Reports of cases of Cow's Milk Allergy [CMA] after neonatal gastrointestinal surgery have recently increased. In recent years it has been suggested that the development of CMA after gastrointestinal surgery in newborn infants is due to an immune function. In addition, the development of CMA might be synergistically exacerbated by congenital abnormalities of the intestinal mucosa, general conditional changes and local damage to the intestine by invasive surgery, and poor pre- or post-surgical nutrition. CMA is manifested by a variety of symptoms, which cause problems such as mild vomiting and bloody stool, decreased activity, poor oral intake, and ileus. CMA may also rarely cause gastrointestinal perforation. Here, we report a case of a newborn infant who developed CMA following repair of focal small intestinal perforation, in which eosinophilic enteritis was suspected to be a possible cause of anastomosis leakage.

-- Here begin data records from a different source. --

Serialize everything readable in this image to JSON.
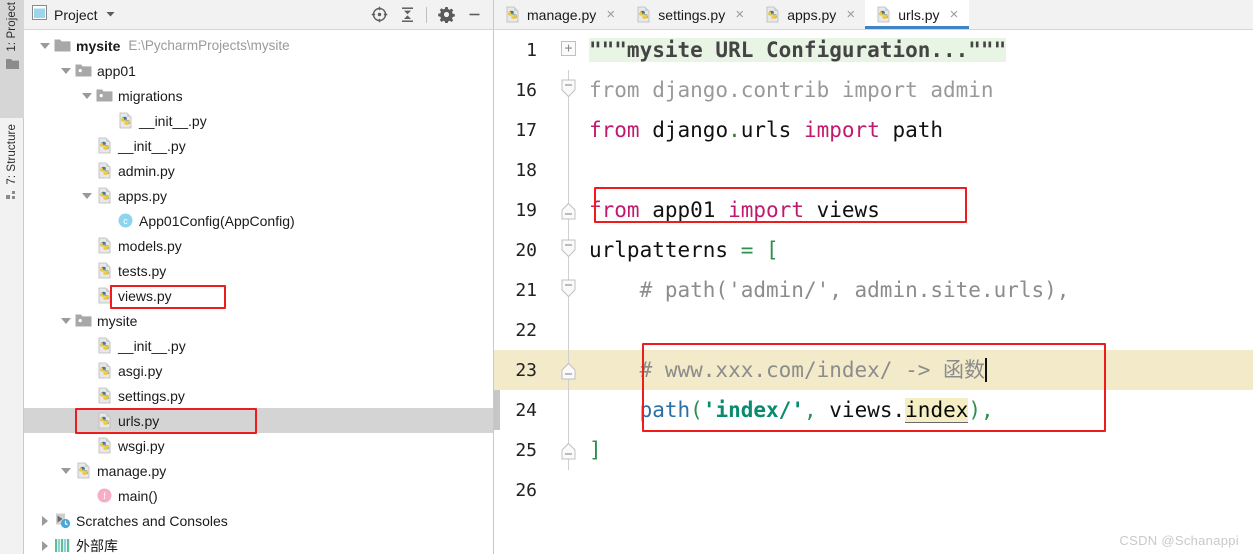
{
  "toolstrip": {
    "buttons": [
      {
        "label": "1: Project",
        "underline": "1",
        "icon": "folder-icon",
        "active": true
      },
      {
        "label": "7: Structure",
        "underline": "7",
        "icon": "structure-icon",
        "active": false
      }
    ]
  },
  "project_panel": {
    "title": "Project",
    "dropdown_icon": "chevron-down-icon",
    "panel_icon": "project-window-icon",
    "actions": [
      {
        "name": "locate-icon",
        "glyph": "target"
      },
      {
        "name": "collapse-all-icon",
        "glyph": "collapse"
      },
      {
        "name": "gear-icon",
        "glyph": "gear"
      },
      {
        "name": "minimize-icon",
        "glyph": "minus"
      }
    ],
    "tree": [
      {
        "indent": 0,
        "arrow": "down",
        "icon": "folder-icon",
        "label": "mysite",
        "bold": true,
        "path": "E:\\PycharmProjects\\mysite"
      },
      {
        "indent": 1,
        "arrow": "down",
        "icon": "module-folder-icon",
        "label": "app01"
      },
      {
        "indent": 2,
        "arrow": "down",
        "icon": "module-folder-icon",
        "label": "migrations"
      },
      {
        "indent": 3,
        "arrow": "none",
        "icon": "python-file-icon",
        "label": "__init__.py"
      },
      {
        "indent": 2,
        "arrow": "none",
        "icon": "python-file-icon",
        "label": "__init__.py"
      },
      {
        "indent": 2,
        "arrow": "none",
        "icon": "python-file-icon",
        "label": "admin.py"
      },
      {
        "indent": 2,
        "arrow": "down",
        "icon": "python-file-icon",
        "label": "apps.py"
      },
      {
        "indent": 3,
        "arrow": "none",
        "icon": "class-icon",
        "label": "App01Config(AppConfig)"
      },
      {
        "indent": 2,
        "arrow": "none",
        "icon": "python-file-icon",
        "label": "models.py"
      },
      {
        "indent": 2,
        "arrow": "none",
        "icon": "python-file-icon",
        "label": "tests.py"
      },
      {
        "indent": 2,
        "arrow": "none",
        "icon": "python-file-icon",
        "label": "views.py",
        "highlight": true
      },
      {
        "indent": 1,
        "arrow": "down",
        "icon": "module-folder-icon",
        "label": "mysite"
      },
      {
        "indent": 2,
        "arrow": "none",
        "icon": "python-file-icon",
        "label": "__init__.py"
      },
      {
        "indent": 2,
        "arrow": "none",
        "icon": "python-file-icon",
        "label": "asgi.py"
      },
      {
        "indent": 2,
        "arrow": "none",
        "icon": "python-file-icon",
        "label": "settings.py"
      },
      {
        "indent": 2,
        "arrow": "none",
        "icon": "python-file-icon",
        "label": "urls.py",
        "selected": true,
        "highlight": true
      },
      {
        "indent": 2,
        "arrow": "none",
        "icon": "python-file-icon",
        "label": "wsgi.py"
      },
      {
        "indent": 1,
        "arrow": "down",
        "icon": "python-file-icon",
        "label": "manage.py"
      },
      {
        "indent": 2,
        "arrow": "none",
        "icon": "function-icon",
        "label": "main()"
      },
      {
        "indent": 0,
        "arrow": "right",
        "icon": "scratches-icon",
        "label": "Scratches and Consoles"
      },
      {
        "indent": 0,
        "arrow": "right",
        "icon": "library-icon",
        "label": "外部库"
      }
    ]
  },
  "editor": {
    "tabs": [
      {
        "label": "manage.py",
        "icon": "python-file-icon",
        "close": "×",
        "active": false
      },
      {
        "label": "settings.py",
        "icon": "python-file-icon",
        "close": "×",
        "active": false
      },
      {
        "label": "apps.py",
        "icon": "python-file-icon",
        "close": "×",
        "active": false
      },
      {
        "label": "urls.py",
        "icon": "python-file-icon",
        "close": "×",
        "active": true
      }
    ],
    "lines": [
      {
        "num": "1",
        "fold": "plus",
        "text": "\"\"\"mysite URL Configuration...\"\"\""
      },
      {
        "num": "16",
        "fold": "start",
        "text": "from django.contrib import admin"
      },
      {
        "num": "17",
        "fold": "none",
        "text": "from django.urls import path"
      },
      {
        "num": "18",
        "fold": "none",
        "text": ""
      },
      {
        "num": "19",
        "fold": "end",
        "text": "from app01 import views",
        "highlight": true
      },
      {
        "num": "20",
        "fold": "start",
        "text": "urlpatterns = ["
      },
      {
        "num": "21",
        "fold": "start",
        "text": "    # path('admin/', admin.site.urls),"
      },
      {
        "num": "22",
        "fold": "none",
        "text": ""
      },
      {
        "num": "23",
        "fold": "end",
        "text": "    # www.xxx.com/index/ -> 函数",
        "caret_line": true,
        "highlight": true
      },
      {
        "num": "24",
        "fold": "none",
        "text": "    path('index/', views.index),",
        "highlight": true
      },
      {
        "num": "25",
        "fold": "end",
        "text": "]"
      },
      {
        "num": "26",
        "fold": "none",
        "text": ""
      }
    ]
  },
  "watermark": "CSDN @Schanappi",
  "colors": {
    "accent_tab": "#4083c9",
    "annotation_red": "#ef1c1c",
    "caret_line": "#f2eac9",
    "docstring_bg": "#e9f5e4",
    "selection_row": "#d4d4d4",
    "keyword": "#c01a6e",
    "string": "#0a8a6e",
    "comment": "#8c8c8c",
    "function": "#2a6ea6"
  }
}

Author(s): Satoshi Yokoyama, Akinori Sekioka, Hirofumi Utsunomiya